what causes us to perceive objects as figures and others as backgrounds

20

example of reverse figure-ground

the face vs. vase picture

21

4 properties of figure and ground

1. figure is "thing-like" and rememberable

2. figure is seen as in front of the ground

3. ground is an unformed shape and it goes behind the figure

4. border ownership to the figure

22

8 Properties of figures

  1. it is lower in the field
  2. figures are convex
  3. in front
  4. border ownership
  5. meaningful
  6. smaller
  7. symmetrical
  8. Horizontally/vertically oriented

23

Property of ground

unformed material

24

What information helps observers perceive the gist of a scene so rapidly?

global image features

25

5 global image features

  1. degree of naturalness
  2. degree of openness
  3. degree of roughness
  4. degree of expansion
  5. color

 

26

regularities in the environment

certain characteristics that occur frequently in the environment

physical regularities and semantic regularities

27

light-from-above assumption

a physical regularity of the environment

we use the assumption light is coming from above to understand scenes

28

theory of unconscious inference

Hermann von Helmholtz

Some perceptions are the result of unconscious assumptions we make about the environment

29

likelihood principle

part of the theory of unconscious inference

we perceive the object that is most likely to have caused the particular pattern of stimuli

30

What determines our ability to identify a stimulus

The way the brain reacts and the type of neural response it has

31

binocular rivalry

when a brain is unable to fuse the image from each eye and the person perceives from either left or right

32

What happened in the binocular rivalry tasks?

Neural firing would alternate depending on what was being perceived

Images perceived one at a time

33

What does the inverted face experiment tell us about the brain?

Processing occurs holistically, not feature by feature

34

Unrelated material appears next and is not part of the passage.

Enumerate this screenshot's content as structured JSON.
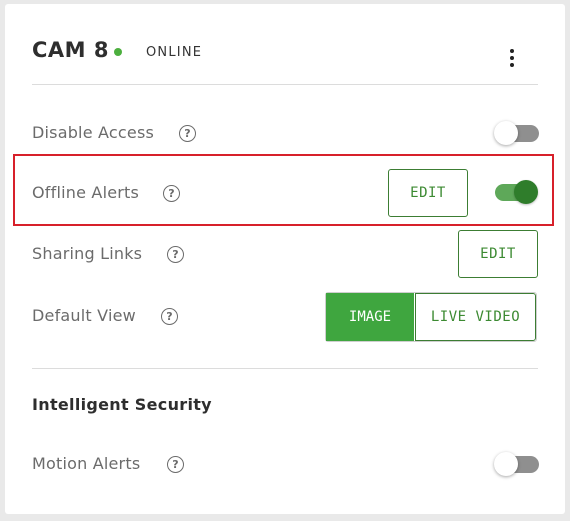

What is an important facial cue for face recognition

eyes

35

Where does facial processing occure in the brain?

Fusiform face area is important but it happens all over